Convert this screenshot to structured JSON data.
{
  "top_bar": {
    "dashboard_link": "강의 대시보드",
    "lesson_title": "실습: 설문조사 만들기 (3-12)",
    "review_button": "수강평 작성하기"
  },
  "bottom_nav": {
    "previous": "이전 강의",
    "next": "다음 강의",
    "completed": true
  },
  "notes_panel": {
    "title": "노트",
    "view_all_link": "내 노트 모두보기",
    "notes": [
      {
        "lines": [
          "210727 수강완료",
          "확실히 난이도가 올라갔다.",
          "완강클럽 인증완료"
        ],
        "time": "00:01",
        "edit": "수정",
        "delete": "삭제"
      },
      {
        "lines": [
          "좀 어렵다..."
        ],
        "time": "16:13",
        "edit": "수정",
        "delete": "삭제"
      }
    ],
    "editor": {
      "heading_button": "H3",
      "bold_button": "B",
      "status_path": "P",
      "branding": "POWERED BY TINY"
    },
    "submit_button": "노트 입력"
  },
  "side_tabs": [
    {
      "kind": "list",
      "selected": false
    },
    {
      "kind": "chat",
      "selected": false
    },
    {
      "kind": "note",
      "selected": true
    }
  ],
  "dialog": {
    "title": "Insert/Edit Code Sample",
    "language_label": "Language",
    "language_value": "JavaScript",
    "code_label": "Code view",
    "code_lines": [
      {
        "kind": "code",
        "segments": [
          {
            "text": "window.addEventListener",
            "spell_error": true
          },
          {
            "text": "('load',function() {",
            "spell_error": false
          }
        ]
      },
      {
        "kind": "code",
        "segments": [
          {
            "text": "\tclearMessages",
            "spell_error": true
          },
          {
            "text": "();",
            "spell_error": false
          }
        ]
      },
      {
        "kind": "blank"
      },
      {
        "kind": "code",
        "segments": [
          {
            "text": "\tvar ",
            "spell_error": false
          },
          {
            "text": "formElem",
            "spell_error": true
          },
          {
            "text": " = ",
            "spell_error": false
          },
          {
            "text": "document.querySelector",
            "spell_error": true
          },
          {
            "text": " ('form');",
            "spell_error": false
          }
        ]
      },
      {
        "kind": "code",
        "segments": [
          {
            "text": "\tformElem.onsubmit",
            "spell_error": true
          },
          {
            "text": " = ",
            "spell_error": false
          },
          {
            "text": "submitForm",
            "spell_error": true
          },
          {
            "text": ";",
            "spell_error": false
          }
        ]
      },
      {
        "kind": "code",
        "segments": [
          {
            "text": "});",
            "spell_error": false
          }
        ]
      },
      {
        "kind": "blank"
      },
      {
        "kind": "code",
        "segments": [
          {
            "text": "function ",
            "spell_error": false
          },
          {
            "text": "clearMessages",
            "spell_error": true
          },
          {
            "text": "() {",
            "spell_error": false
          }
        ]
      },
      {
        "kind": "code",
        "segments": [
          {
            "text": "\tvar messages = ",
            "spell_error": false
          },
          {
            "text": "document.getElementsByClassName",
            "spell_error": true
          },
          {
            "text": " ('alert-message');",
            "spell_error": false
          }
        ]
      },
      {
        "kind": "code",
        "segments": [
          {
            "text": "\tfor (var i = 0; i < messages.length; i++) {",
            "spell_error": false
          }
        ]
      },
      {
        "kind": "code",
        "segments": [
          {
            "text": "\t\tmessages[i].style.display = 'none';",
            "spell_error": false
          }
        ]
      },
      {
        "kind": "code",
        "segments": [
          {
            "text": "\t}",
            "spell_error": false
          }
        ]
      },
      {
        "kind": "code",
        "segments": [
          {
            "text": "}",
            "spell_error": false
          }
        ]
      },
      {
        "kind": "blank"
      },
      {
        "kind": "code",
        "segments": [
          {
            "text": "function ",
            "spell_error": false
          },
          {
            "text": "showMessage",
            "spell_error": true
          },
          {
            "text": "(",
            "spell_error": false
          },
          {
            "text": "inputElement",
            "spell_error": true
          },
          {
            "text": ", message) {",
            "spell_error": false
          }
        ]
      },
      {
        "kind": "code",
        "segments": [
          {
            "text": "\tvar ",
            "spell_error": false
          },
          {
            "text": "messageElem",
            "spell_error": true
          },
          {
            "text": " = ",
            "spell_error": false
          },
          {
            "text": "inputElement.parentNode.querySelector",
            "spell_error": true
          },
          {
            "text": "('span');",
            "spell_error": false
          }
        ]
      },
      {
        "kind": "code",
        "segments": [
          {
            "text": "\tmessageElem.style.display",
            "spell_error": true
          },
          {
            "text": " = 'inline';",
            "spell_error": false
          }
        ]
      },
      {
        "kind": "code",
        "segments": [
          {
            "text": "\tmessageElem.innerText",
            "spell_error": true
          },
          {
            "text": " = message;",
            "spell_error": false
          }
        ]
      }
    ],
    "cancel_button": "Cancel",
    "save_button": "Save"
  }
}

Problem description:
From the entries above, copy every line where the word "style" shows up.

Finished exercise:
            "text": "\t\tmessages[i].style.display = 'none';",
            "text": "\tmessageElem.style.display",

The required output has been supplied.